Website and app data records:

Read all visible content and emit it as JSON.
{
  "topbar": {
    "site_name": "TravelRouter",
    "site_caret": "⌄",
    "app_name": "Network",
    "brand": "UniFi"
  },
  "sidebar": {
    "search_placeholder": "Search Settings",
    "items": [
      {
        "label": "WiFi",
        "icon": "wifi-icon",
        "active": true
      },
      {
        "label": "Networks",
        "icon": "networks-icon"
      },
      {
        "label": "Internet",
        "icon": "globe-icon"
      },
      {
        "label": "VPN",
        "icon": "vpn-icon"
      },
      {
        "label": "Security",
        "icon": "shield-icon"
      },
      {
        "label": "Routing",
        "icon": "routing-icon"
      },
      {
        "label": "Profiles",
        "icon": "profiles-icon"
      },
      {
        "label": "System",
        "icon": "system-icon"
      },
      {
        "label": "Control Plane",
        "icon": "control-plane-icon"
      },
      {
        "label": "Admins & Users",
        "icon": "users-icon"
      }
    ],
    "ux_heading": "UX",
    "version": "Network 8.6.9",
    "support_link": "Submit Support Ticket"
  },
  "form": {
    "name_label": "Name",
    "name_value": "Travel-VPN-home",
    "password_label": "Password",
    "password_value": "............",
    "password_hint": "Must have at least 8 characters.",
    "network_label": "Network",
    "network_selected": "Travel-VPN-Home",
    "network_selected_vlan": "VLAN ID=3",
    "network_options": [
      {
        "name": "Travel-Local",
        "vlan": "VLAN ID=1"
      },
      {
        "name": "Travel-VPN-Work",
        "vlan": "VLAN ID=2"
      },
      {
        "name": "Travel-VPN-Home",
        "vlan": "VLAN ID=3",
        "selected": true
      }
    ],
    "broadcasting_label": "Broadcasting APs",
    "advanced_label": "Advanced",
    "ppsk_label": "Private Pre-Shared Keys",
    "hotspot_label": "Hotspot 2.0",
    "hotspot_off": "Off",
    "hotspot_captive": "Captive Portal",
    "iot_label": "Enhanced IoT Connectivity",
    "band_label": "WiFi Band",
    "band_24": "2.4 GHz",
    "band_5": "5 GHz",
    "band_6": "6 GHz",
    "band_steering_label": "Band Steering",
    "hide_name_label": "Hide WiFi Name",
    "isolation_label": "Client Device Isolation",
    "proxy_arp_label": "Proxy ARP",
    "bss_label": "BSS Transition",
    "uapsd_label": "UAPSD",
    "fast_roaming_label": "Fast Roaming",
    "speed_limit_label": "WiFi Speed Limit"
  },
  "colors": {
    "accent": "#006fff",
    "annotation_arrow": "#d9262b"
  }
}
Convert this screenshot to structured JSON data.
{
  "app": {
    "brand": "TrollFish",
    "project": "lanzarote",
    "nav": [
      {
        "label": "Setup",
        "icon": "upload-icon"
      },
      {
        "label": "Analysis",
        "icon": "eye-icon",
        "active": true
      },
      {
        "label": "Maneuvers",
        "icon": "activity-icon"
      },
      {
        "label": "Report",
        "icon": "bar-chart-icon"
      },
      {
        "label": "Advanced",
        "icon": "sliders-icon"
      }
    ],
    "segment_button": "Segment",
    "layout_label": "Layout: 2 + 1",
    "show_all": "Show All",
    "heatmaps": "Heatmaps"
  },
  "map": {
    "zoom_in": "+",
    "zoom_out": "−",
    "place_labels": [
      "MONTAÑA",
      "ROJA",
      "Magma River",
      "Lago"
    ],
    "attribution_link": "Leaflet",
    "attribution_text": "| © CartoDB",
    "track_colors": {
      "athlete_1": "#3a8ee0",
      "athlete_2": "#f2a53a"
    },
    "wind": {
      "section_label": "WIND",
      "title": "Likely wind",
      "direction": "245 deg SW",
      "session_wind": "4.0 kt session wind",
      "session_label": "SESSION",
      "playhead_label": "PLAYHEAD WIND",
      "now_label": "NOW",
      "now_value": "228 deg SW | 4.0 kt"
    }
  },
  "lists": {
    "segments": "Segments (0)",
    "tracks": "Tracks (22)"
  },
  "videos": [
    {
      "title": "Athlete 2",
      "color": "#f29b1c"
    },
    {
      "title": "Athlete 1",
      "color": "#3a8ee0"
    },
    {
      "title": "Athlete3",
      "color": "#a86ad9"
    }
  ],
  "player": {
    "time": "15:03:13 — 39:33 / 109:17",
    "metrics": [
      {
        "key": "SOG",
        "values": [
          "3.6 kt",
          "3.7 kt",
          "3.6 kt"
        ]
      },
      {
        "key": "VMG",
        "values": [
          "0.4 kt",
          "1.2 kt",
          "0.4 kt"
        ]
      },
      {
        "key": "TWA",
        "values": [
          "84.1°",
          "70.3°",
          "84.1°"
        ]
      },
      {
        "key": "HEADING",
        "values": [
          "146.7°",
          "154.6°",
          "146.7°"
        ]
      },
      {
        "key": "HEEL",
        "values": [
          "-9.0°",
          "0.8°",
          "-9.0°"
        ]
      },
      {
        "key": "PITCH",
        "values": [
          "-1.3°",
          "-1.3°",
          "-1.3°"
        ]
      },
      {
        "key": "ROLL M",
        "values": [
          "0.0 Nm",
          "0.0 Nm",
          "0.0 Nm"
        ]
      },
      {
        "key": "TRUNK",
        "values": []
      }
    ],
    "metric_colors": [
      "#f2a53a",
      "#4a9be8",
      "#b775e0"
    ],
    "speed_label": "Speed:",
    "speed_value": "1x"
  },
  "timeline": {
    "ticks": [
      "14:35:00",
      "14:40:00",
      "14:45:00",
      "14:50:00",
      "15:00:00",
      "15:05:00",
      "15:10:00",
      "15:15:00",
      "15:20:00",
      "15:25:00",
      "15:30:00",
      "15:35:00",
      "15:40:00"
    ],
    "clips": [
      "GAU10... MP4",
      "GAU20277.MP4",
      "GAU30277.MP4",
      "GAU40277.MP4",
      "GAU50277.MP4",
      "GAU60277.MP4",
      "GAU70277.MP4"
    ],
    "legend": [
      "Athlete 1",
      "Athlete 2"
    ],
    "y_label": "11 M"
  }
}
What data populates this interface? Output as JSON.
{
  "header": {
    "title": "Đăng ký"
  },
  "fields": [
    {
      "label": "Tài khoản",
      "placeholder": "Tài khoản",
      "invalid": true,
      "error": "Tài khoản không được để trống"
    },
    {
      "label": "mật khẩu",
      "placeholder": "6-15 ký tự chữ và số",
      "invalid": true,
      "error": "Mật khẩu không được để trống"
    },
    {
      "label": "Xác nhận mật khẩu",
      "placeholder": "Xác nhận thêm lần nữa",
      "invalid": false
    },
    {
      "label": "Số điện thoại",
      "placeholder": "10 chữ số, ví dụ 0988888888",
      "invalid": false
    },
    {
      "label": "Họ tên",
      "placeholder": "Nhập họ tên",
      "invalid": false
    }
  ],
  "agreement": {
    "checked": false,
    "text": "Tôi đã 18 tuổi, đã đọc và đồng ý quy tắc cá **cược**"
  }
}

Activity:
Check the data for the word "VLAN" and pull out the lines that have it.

Solution to the problem:
    "network_selected_vlan": "VLAN ID=3",
        "vlan": "VLAN ID=1"
        "vlan": "VLAN ID=2"
        "vlan": "VLAN ID=3",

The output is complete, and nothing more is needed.